» What you are asked to do: Work out how many lines in these entries include the string "title", and give only that figure.

══ Task inputs

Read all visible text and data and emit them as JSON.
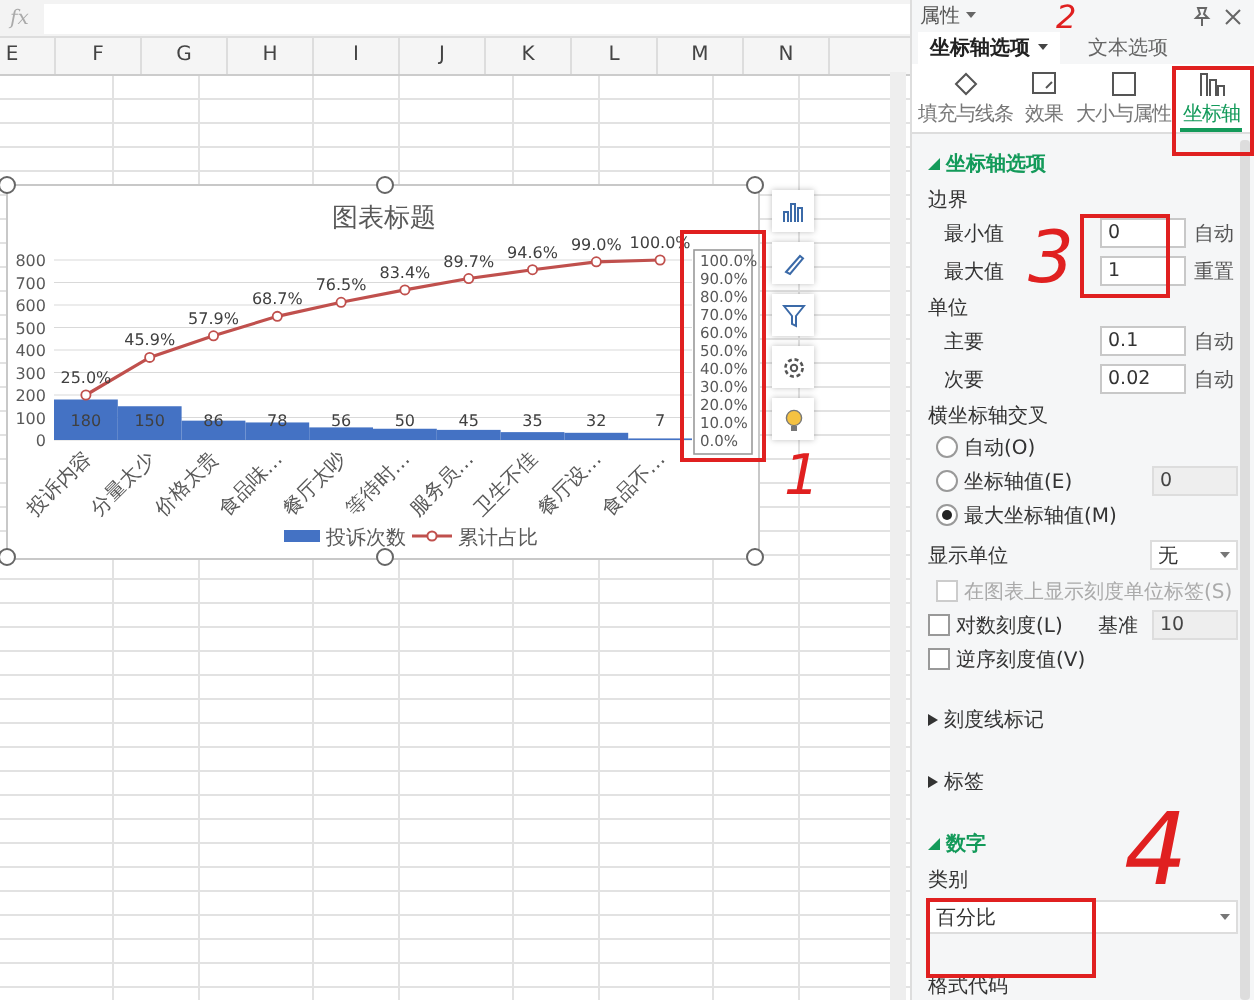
{
  "formula_bar": {
    "label": "fx"
  },
  "columns": [
    "E",
    "F",
    "G",
    "H",
    "I",
    "J",
    "K",
    "L",
    "M",
    "N"
  ],
  "chart": {
    "chart_data": {
      "type": "bar",
      "title": "图表标题",
      "categories": [
        "投诉内容",
        "分量太少",
        "价格太贵",
        "食品味…",
        "餐厅太吵",
        "等待时…",
        "服务员…",
        "卫生不佳",
        "餐厅设…",
        "食品不…"
      ],
      "series": [
        {
          "name": "投诉次数",
          "color": "#4472c4",
          "type": "bar",
          "values": [
            180,
            150,
            86,
            78,
            56,
            50,
            45,
            35,
            32,
            7
          ],
          "value_labels": [
            "180",
            "150",
            "86",
            "78",
            "56",
            "50",
            "45",
            "35",
            "32",
            "7"
          ]
        },
        {
          "name": "累计占比",
          "color": "#c0504d",
          "type": "line",
          "axis": "y2",
          "marker": true,
          "values": [
            25.0,
            45.9,
            57.9,
            68.7,
            76.5,
            83.4,
            89.7,
            94.6,
            99.0,
            100.0
          ],
          "value_labels": [
            "25.0%",
            "45.9%",
            "57.9%",
            "68.7%",
            "76.5%",
            "83.4%",
            "89.7%",
            "94.6%",
            "99.0%",
            "100.0%"
          ]
        }
      ],
      "ylim": [
        0,
        800
      ],
      "yticks": [
        0,
        100,
        200,
        300,
        400,
        500,
        600,
        700,
        800
      ],
      "y2lim": [
        0,
        100
      ],
      "y2ticks": [
        {
          "value": 0,
          "label": "0.0%"
        },
        {
          "value": 10,
          "label": "10.0%"
        },
        {
          "value": 20,
          "label": "20.0%"
        },
        {
          "value": 30,
          "label": "30.0%"
        },
        {
          "value": 40,
          "label": "40.0%"
        },
        {
          "value": 50,
          "label": "50.0%"
        },
        {
          "value": 60,
          "label": "60.0%"
        },
        {
          "value": 70,
          "label": "70.0%"
        },
        {
          "value": 80,
          "label": "80.0%"
        },
        {
          "value": 90,
          "label": "90.0%"
        },
        {
          "value": 100,
          "label": "100.0%"
        }
      ],
      "grid": true,
      "legend": true,
      "data_labels": true
    }
  },
  "panel": {
    "title": "属性",
    "tabs": [
      {
        "label": "坐标轴选项",
        "selected": true
      },
      {
        "label": "文本选项",
        "selected": false
      }
    ],
    "icon_tabs": [
      {
        "label": "填充与线条",
        "selected": false
      },
      {
        "label": "效果",
        "selected": false
      },
      {
        "label": "大小与属性",
        "selected": false
      },
      {
        "label": "坐标轴",
        "selected": true
      }
    ],
    "axis_section": {
      "title": "坐标轴选项",
      "expanded": true,
      "bounds_label": "边界",
      "bounds": [
        {
          "label": "最小值",
          "value": "0",
          "action": "自动"
        },
        {
          "label": "最大值",
          "value": "1",
          "action": "重置"
        }
      ],
      "units_label": "单位",
      "units": [
        {
          "label": "主要",
          "value": "0.1",
          "action": "自动"
        },
        {
          "label": "次要",
          "value": "0.02",
          "action": "自动"
        }
      ],
      "cross_label": "横坐标轴交叉",
      "cross_options": [
        {
          "label": "自动(O)",
          "selected": false
        },
        {
          "label": "坐标轴值(E)",
          "selected": false,
          "value": "0"
        },
        {
          "label": "最大坐标轴值(M)",
          "selected": true
        }
      ],
      "display_unit_label": "显示单位",
      "display_unit": "无",
      "show_unit_label": {
        "label": "在图表上显示刻度单位标签(S)",
        "checked": false,
        "disabled": true
      },
      "log_scale": {
        "label": "对数刻度(L)",
        "checked": false,
        "base_label": "基准",
        "base": "10"
      },
      "reverse": {
        "label": "逆序刻度值(V)",
        "checked": false
      }
    },
    "collapsed_sections": [
      {
        "title": "刻度线标记",
        "expanded": false
      },
      {
        "title": "标签",
        "expanded": false
      }
    ],
    "number_section": {
      "title": "数字",
      "expanded": true,
      "category_label": "类别",
      "category": "百分比",
      "format_label": "格式代码"
    }
  },
  "annotations": [
    {
      "label": "1"
    },
    {
      "label": "2"
    },
    {
      "label": "3"
    },
    {
      "label": "4"
    }
  ]
}
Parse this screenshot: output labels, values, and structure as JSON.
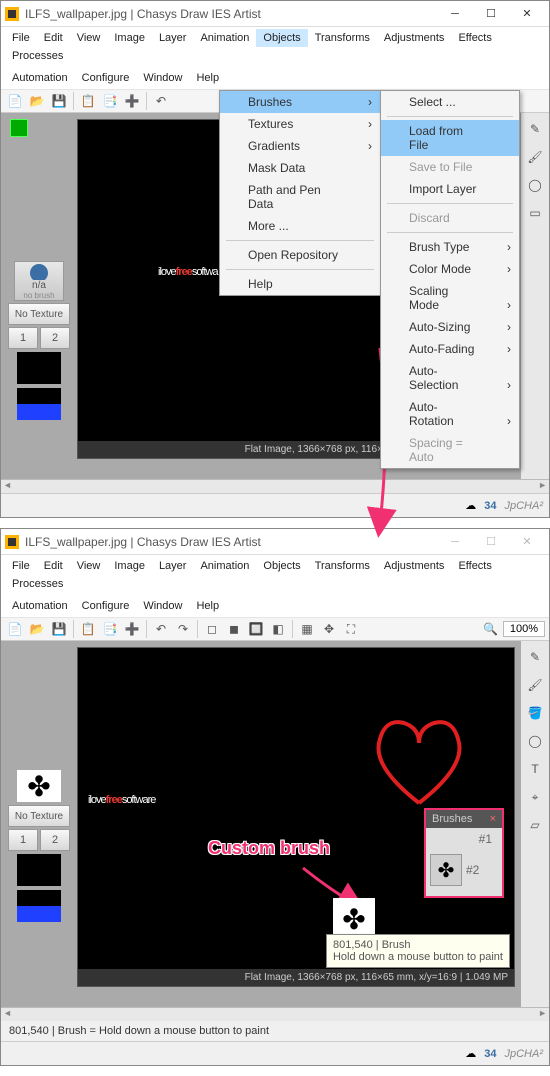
{
  "app": {
    "title": "ILFS_wallpaper.jpg | Chasys Draw IES Artist"
  },
  "menu1": [
    "File",
    "Edit",
    "View",
    "Image",
    "Layer",
    "Animation",
    "Objects",
    "Transforms",
    "Adjustments",
    "Effects",
    "Processes"
  ],
  "menu2": [
    "Automation",
    "Configure",
    "Window",
    "Help"
  ],
  "objects_menu": {
    "brushes": "Brushes",
    "textures": "Textures",
    "gradients": "Gradients",
    "mask": "Mask Data",
    "path": "Path and Pen Data",
    "more": "More ...",
    "repo": "Open Repository",
    "help": "Help"
  },
  "brushes_sub": {
    "select": "Select ...",
    "load": "Load from File",
    "save": "Save to File",
    "import": "Import Layer",
    "discard": "Discard",
    "btype": "Brush Type",
    "cmode": "Color Mode",
    "smode": "Scaling Mode",
    "asizing": "Auto-Sizing",
    "afading": "Auto-Fading",
    "aselect": "Auto-Selection",
    "arot": "Auto-Rotation",
    "spacing": "Spacing = Auto"
  },
  "left": {
    "na": "n/a",
    "nobrush": "no brush",
    "notex": "No Texture",
    "b1": "1",
    "b2": "2"
  },
  "logo": {
    "a": "ilove",
    "b": "free",
    "c": "softwa",
    "c2": "software"
  },
  "status": "Flat Image, 1366×768 px, 116×65 mm, x/y=16:9 | 1.049 MP",
  "footer": {
    "count": "34",
    "brand": "JpCHA²"
  },
  "annotation": {
    "custombrush": "Custom brush"
  },
  "brushes_panel": {
    "title": "Brushes",
    "s1": "#1",
    "s2": "#2"
  },
  "tooltip": {
    "coord": "801,540 | Brush",
    "hint": "Hold down a mouse button to paint"
  },
  "status2": "801,540 | Brush = Hold down a mouse button to paint",
  "zoom": "100%"
}
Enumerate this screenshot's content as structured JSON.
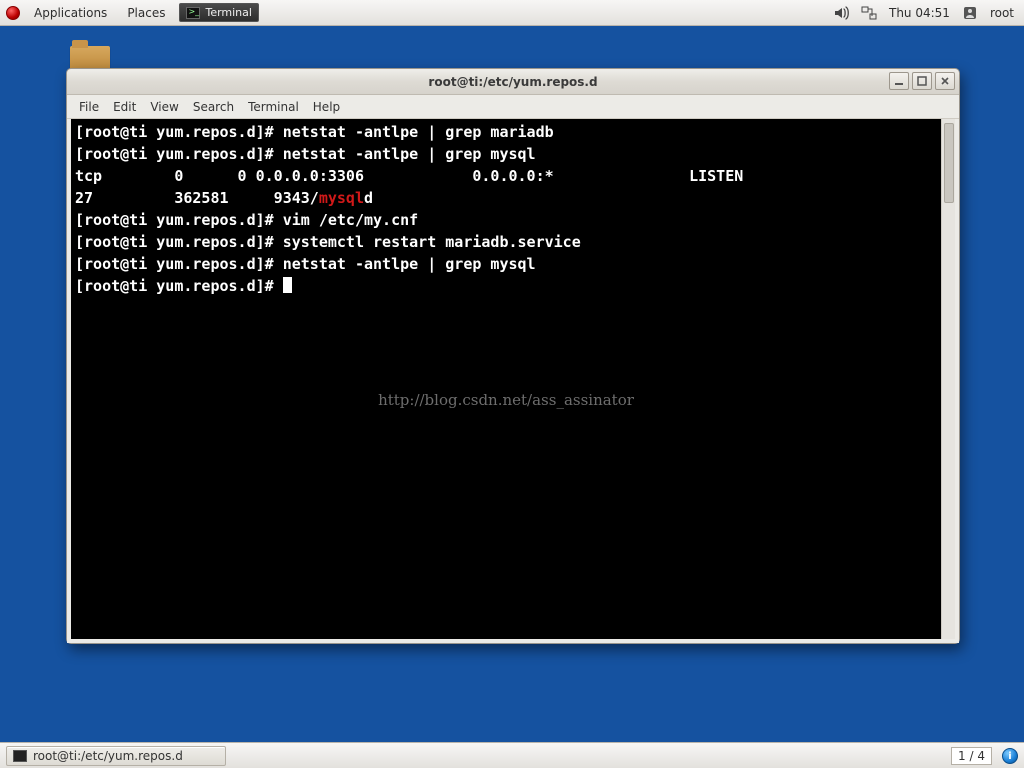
{
  "panel": {
    "applications": "Applications",
    "places": "Places",
    "taskbar_app": "Terminal",
    "clock": "Thu 04:51",
    "user": "root"
  },
  "window": {
    "title": "root@ti:/etc/yum.repos.d",
    "menu": {
      "file": "File",
      "edit": "Edit",
      "view": "View",
      "search": "Search",
      "terminal": "Terminal",
      "help": "Help"
    }
  },
  "terminal": {
    "prompt": "[root@ti yum.repos.d]# ",
    "lines": {
      "l0": "[root@ti yum.repos.d]# netstat -antlpe | grep mariadb",
      "l1": "[root@ti yum.repos.d]# netstat -antlpe | grep mysql",
      "l2": "tcp        0      0 0.0.0.0:3306            0.0.0.0:*               LISTEN     ",
      "l3a": "27         362581     9343/",
      "l3b": "mysql",
      "l3c": "d           ",
      "l4": "[root@ti yum.repos.d]# vim /etc/my.cnf",
      "l5": "[root@ti yum.repos.d]# systemctl restart mariadb.service",
      "l6": "[root@ti yum.repos.d]# netstat -antlpe | grep mysql",
      "l7": "[root@ti yum.repos.d]# "
    },
    "watermark": "http://blog.csdn.net/ass_assinator"
  },
  "bottom": {
    "task_label": "root@ti:/etc/yum.repos.d",
    "workspace": "1 / 4"
  }
}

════

» Response area: 9